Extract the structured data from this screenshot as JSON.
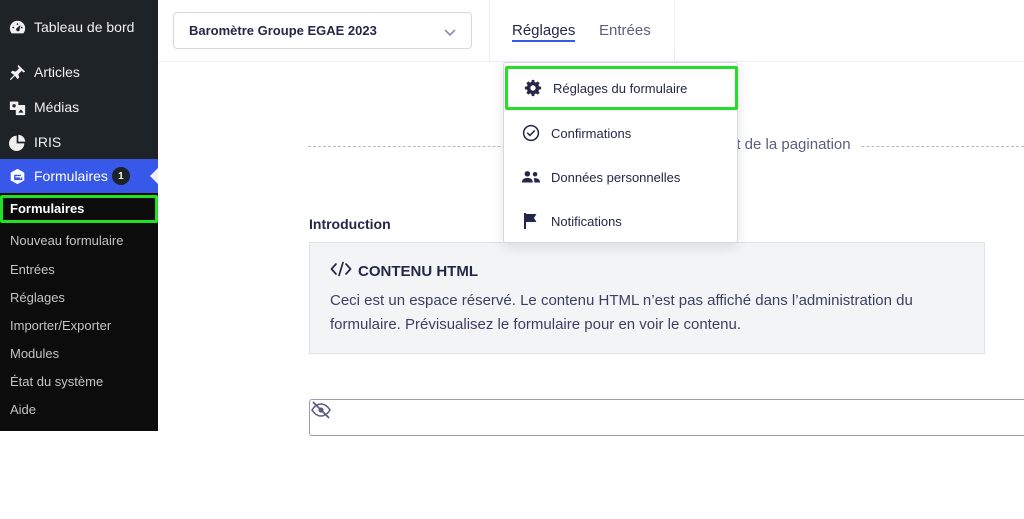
{
  "sidebar": {
    "items": [
      {
        "label": "Tableau de bord",
        "icon": "dashboard-icon"
      },
      {
        "label": "Articles",
        "icon": "pushpin-icon"
      },
      {
        "label": "Médias",
        "icon": "media-icon"
      },
      {
        "label": "IRIS",
        "icon": "pie-chart-icon"
      },
      {
        "label": "Formulaires",
        "icon": "gravity-forms-icon",
        "badge": "1"
      }
    ],
    "submenu": [
      "Formulaires",
      "Nouveau formulaire",
      "Entrées",
      "Réglages",
      "Importer/Exporter",
      "Modules",
      "État du système",
      "Aide"
    ]
  },
  "toolbar": {
    "form_selector": "Baromètre Groupe EGAE 2023",
    "tabs": [
      "Réglages",
      "Entrées"
    ]
  },
  "dropdown": {
    "items": [
      {
        "label": "Réglages du formulaire",
        "icon": "gear-icon"
      },
      {
        "label": "Confirmations",
        "icon": "check-circle-icon"
      },
      {
        "label": "Données personnelles",
        "icon": "users-icon"
      },
      {
        "label": "Notifications",
        "icon": "flag-icon"
      }
    ]
  },
  "editor": {
    "page_break_label": "ut de la pagination",
    "field_label": "Introduction",
    "html_block": {
      "title": "CONTENU HTML",
      "description": "Ceci est un espace réservé. Le contenu HTML n’est pas affiché dans l’administration du formulaire. Prévisualisez le formulaire pour en voir le contenu."
    }
  },
  "colors": {
    "sidebar_bg": "#1d2327",
    "submenu_bg": "#0c0c0c",
    "accent": "#3858e9",
    "highlight": "#22e022",
    "text": "#242748"
  }
}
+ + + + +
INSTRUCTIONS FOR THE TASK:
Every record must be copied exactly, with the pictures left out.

WRITTEN RESPONSE:
Extract the structured data from this screenshot as JSON.
{
  "sidebar": {
    "items": [
      {
        "label": "Tableau de bord",
        "icon": "dashboard-icon"
      },
      {
        "label": "Articles",
        "icon": "pushpin-icon"
      },
      {
        "label": "Médias",
        "icon": "media-icon"
      },
      {
        "label": "IRIS",
        "icon": "pie-chart-icon"
      },
      {
        "label": "Formulaires",
        "icon": "gravity-forms-icon",
        "badge": "1"
      }
    ],
    "submenu": [
      "Formulaires",
      "Nouveau formulaire",
      "Entrées",
      "Réglages",
      "Importer/Exporter",
      "Modules",
      "État du système",
      "Aide"
    ]
  },
  "toolbar": {
    "form_selector": "Baromètre Groupe EGAE 2023",
    "tabs": [
      "Réglages",
      "Entrées"
    ]
  },
  "dropdown": {
    "items": [
      {
        "label": "Réglages du formulaire",
        "icon": "gear-icon"
      },
      {
        "label": "Confirmations",
        "icon": "check-circle-icon"
      },
      {
        "label": "Données personnelles",
        "icon": "users-icon"
      },
      {
        "label": "Notifications",
        "icon": "flag-icon"
      }
    ]
  },
  "editor": {
    "page_break_label": "ut de la pagination",
    "field_label": "Introduction",
    "html_block": {
      "title": "CONTENU HTML",
      "description": "Ceci est un espace réservé. Le contenu HTML n’est pas affiché dans l’administration du formulaire. Prévisualisez le formulaire pour en voir le contenu."
    }
  },
  "colors": {
    "sidebar_bg": "#1d2327",
    "submenu_bg": "#0c0c0c",
    "accent": "#3858e9",
    "highlight": "#22e022",
    "text": "#242748"
  }
}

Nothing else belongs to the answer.